Welcome to Thirsty Thursday, a weekly column where we pick a beer from our fridge and review it, because in a world where two new breweries launch every single week, sometimes we need some help sifting through all of the hops.
Much like last week’s selection, the beer featured this week was part of the same trade, one that also yielded a pretty delectable Imperial IPA collaboration between Arizona Wilderness Brewing Company and Tired Hands Brewing Company. It too made the lengthy journey to my glass via New York City, from a brewery I often see on shelves but have tasted very little of – perhaps because another option always manages to catch my eye. That brewery is Evil Twin Brewing Company and the beer’s name is a mouthful, so I’m only saying it once: I Can Walk Past A Full-Grown Man On The Street, Wearing Nothing But Underwear, And Not Even Notice It.

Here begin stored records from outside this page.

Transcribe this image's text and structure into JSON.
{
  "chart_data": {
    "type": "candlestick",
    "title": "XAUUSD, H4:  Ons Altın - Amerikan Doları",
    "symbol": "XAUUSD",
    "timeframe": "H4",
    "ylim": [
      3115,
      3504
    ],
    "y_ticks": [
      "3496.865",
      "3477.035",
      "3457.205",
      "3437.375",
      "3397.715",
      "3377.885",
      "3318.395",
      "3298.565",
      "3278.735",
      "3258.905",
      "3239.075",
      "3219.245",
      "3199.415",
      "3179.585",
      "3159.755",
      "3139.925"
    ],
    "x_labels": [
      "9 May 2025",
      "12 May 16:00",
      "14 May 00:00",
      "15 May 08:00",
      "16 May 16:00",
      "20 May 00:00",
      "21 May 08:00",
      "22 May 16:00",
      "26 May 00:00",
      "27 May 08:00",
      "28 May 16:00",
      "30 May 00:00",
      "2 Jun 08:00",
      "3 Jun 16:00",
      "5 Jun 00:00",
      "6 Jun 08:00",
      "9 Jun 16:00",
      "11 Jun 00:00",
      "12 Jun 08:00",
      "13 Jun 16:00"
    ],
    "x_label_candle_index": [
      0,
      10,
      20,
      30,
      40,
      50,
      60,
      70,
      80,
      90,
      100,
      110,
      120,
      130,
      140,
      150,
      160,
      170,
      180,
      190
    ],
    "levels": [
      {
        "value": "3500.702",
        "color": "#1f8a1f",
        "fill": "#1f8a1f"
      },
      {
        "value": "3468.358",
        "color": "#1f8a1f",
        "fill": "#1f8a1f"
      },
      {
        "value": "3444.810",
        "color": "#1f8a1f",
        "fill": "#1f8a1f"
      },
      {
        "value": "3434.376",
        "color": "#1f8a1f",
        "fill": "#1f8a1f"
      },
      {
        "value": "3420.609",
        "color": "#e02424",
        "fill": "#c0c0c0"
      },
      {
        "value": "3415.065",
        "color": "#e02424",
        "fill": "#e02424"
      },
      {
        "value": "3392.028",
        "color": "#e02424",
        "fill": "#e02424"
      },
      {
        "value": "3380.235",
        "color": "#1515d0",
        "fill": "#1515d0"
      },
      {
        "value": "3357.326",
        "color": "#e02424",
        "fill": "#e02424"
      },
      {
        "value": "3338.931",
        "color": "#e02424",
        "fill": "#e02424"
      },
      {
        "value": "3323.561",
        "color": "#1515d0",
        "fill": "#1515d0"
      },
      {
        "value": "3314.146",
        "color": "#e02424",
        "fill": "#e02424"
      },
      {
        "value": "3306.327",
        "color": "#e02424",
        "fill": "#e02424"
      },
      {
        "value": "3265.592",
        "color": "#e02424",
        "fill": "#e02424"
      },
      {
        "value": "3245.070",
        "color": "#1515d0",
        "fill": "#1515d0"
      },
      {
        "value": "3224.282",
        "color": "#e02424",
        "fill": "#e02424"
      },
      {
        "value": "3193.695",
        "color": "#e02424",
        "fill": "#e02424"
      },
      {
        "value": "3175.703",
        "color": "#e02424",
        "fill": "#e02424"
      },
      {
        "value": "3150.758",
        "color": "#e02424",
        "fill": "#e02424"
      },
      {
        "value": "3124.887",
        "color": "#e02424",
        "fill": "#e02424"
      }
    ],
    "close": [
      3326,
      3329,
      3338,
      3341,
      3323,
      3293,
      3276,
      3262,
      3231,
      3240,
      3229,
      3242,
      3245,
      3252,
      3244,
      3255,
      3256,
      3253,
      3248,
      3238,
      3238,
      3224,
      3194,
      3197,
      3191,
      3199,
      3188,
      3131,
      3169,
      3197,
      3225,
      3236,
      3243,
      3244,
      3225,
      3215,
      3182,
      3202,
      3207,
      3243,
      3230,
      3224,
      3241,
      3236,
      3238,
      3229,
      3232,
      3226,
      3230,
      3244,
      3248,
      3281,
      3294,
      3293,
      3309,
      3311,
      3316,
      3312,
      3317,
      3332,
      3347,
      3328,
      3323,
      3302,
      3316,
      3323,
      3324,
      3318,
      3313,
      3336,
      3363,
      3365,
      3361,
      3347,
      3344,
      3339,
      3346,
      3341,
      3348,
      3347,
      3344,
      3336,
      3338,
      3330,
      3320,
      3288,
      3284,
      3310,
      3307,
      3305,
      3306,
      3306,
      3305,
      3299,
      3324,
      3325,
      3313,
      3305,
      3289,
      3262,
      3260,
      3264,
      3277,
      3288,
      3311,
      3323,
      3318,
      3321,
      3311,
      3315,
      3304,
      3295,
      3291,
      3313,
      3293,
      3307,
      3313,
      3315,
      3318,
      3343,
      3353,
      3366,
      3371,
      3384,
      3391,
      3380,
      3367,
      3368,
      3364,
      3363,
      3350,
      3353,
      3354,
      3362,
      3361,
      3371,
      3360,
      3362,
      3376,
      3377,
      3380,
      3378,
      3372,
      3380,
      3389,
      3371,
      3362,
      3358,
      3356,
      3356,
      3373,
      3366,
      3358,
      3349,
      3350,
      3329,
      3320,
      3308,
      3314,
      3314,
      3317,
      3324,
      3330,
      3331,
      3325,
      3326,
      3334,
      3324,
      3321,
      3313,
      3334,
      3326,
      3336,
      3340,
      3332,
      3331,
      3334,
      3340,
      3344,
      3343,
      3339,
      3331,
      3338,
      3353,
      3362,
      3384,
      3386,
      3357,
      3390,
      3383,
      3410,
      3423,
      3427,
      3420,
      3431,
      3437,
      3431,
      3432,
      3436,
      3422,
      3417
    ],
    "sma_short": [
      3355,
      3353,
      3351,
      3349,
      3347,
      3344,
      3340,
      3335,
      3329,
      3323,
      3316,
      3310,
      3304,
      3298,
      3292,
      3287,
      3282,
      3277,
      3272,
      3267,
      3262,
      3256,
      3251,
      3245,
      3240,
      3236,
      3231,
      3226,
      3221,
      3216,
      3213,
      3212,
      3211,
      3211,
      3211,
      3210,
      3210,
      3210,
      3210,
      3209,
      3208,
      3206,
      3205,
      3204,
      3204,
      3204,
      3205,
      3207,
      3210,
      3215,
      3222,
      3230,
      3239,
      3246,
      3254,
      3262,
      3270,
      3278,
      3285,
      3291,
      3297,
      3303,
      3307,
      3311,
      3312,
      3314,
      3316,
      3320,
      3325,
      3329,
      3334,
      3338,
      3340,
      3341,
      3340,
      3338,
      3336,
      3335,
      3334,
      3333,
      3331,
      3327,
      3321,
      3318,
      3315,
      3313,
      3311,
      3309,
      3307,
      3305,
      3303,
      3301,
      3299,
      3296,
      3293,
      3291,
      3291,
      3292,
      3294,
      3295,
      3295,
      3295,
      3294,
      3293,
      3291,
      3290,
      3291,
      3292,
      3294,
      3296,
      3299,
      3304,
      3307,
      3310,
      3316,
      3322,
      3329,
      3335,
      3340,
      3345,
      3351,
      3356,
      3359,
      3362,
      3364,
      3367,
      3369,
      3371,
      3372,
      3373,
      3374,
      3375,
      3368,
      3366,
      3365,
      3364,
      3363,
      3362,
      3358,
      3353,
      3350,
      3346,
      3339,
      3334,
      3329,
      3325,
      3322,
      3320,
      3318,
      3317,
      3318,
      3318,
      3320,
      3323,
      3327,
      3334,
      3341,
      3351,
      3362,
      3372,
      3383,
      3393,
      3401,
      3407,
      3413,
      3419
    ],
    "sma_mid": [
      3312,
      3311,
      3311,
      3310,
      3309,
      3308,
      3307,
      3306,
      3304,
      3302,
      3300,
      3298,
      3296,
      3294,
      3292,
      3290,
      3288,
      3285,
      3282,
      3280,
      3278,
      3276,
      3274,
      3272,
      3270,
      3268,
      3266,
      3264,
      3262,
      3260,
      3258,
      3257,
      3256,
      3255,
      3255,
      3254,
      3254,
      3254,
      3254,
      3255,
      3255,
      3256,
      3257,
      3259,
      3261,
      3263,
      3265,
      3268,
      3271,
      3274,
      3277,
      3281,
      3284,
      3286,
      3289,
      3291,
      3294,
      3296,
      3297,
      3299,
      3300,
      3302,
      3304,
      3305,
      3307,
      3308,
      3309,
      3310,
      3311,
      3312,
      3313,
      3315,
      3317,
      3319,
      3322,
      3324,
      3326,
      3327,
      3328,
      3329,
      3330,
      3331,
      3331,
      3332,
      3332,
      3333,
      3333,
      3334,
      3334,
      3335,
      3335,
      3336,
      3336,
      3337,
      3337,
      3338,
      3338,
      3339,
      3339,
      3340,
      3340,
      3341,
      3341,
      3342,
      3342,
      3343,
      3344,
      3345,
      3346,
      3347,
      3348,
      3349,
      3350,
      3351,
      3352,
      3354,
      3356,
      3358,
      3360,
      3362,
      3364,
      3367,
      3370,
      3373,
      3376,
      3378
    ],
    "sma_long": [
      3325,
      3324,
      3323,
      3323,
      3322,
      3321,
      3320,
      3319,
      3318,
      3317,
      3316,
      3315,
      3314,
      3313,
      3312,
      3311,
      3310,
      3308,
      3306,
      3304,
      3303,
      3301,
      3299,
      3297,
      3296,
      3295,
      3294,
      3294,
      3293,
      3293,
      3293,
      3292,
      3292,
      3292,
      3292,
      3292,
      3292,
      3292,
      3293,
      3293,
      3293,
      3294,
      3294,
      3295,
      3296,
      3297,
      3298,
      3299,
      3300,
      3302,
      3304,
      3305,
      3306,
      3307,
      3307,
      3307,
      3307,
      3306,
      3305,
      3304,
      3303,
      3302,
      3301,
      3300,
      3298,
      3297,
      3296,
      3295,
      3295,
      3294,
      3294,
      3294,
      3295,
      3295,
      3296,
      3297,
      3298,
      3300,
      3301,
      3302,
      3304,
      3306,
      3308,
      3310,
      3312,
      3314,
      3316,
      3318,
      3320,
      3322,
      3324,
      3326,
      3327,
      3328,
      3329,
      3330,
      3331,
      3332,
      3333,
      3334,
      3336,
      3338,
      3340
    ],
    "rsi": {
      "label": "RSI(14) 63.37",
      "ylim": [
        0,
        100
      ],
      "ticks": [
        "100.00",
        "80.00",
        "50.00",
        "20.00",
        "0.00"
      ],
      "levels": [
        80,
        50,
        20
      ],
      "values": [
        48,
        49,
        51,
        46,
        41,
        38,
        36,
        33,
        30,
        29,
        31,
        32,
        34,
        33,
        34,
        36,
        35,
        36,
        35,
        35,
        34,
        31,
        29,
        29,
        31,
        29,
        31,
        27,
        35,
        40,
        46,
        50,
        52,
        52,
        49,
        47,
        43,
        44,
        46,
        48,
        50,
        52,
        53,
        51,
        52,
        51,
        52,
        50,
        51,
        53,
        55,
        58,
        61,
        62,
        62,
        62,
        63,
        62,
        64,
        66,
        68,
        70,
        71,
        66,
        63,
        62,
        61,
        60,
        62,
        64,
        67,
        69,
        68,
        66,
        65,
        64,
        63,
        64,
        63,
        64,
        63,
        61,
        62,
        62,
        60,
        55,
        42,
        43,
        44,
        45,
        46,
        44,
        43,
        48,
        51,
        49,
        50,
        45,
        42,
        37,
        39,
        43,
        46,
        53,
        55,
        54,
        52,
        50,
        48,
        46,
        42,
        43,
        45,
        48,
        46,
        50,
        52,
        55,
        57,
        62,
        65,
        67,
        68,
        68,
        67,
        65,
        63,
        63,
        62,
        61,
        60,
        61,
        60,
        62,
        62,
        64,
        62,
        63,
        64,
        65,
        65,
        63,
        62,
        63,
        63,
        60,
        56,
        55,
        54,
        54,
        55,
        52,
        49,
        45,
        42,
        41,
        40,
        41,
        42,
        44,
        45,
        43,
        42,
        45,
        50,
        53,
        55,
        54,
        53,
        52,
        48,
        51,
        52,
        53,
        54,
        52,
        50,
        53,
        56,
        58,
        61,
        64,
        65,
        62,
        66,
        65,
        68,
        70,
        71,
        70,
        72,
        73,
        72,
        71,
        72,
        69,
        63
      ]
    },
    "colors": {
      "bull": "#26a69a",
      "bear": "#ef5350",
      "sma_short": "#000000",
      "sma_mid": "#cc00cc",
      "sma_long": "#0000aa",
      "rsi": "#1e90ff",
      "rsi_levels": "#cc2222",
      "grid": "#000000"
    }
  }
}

Founded in 2010 as a nomadic brewery by Jeppe Jarnit-Bjergsø , Evil Twin originated in Denmark before officially planting roots in New York City back in 2016. Jarnit-Bjergsø is the twin brother of Mikkel Borg Bjergsø, one of the masterminds behind the popular Copenhagen-based microbrewery Mikkeller, hence the name of Jarnit-Bjergsø’s company. The goal of Jarnit-Bjergsø was to expand upon traditions of innovations and combine it with the intimacy of a local microbrewery, allowing Evil Twin to really expand on new flavors, perfect the classics and collaborate with other next-level brewers in and around the city – and throughout the world. Evil Twin appears to brew in the limited release style, with little year-round efforts but specific releases based either upon certain times of year or what ingredients may or may not be in season.
Finding much more information on Evil Twin proved to be challenging, which is often the case with breweries that formed as nomadic endeavors. Delving a little deeper into I Can Walk Past was also somewhat of a challenge. What I knew going in was that it’s a 10.3 percent ABV Double Dry-Hopped Triple IPA that features Citra and Sabro hops, which Evil Twin claims gives it a tropical forward taste, a soft bitterness and a creamy mouthfeel. This particular 16-ounce “pounder” can was brewed on Jan. 31.
Speaking of the can, the label of I Can Walk Past is relatively simple. It features a white look with a large photo of someone with a horse head who is putting on a sweater, as well as the basic information of what is inside, like the alcohol content and what hops were used and that it was double dry-hopped – not a ton of information, but enough to suffice.
When I cracked it open, I got a strong aroma that’s standard for a DDH effort. It had a little of that earthy, dank smell, along with hints of tropical notes such as pineapple and grapefruit mixed in there. It smelled faintly like some sort of tropical flavored candy, with pineapple being the most noticeable. The pour into my tulip glass was pretty impressive, thanks to a healthy dose of off-white head that was a product of great carbonation, which was very evident from the lacing as I continued to enjoy this beer. It’s a hazy, yellow, orange juice-like color that is everything you’d want from a beer of this caliber. And then there was the taste, which was a slight culmination of both the pour and the aroma.
Let’s start with the mouthfeel. It was medium-bodied and was carbonated beautifully, as I mentioned before, allowing for many of the flavors to come shine. I could certainly pick-up on that creaminess that Evil Twin mentioned. Once again, for the third week in a row, I am enjoying another juicebomb simply based on the fact that there’s a exorbitant amount of tropical flavor, brought about by the hops. Having said that, there might have actually been a little too much acidity. It was clearly evident after a short time.
On the front-end, there was a wealth of citrus flavor from the hops in the form of pineapple, mango and grapefruit and on the back-end there’s a hint of pine and a bitterness that doesn’t really hit until the sip is complete. While I enjoyed the taste, I wouldn’t say I was exactly blown away. The drinkability was a little lackluster as I probably could have two at most before moving on to something different.
I’m not sure what the price would be for a four-pack or even a single but I’d have to bet it was somewhere between $20-$25, which is probably right on point. I Can Walk Past doesn’t have an official score from BeerAdvocate but does have an average score of 4.63 based on two ratings. I had to think long about what I’d score it but I settled much lower, at 8.0 out of 10.
It’s clear this beer was made with love and it shows, highlighting some of the complexity, especially in the outstanding overall look and smell. I just thought the taste offered a level of acidity that somewhat overpowered the tropical flavor shining through from the hops. It was well constructed and still very delicious but just one misstep away from being an all-time great for this column.
Stay tuned for next week, because I might just try something from your favorite brewery.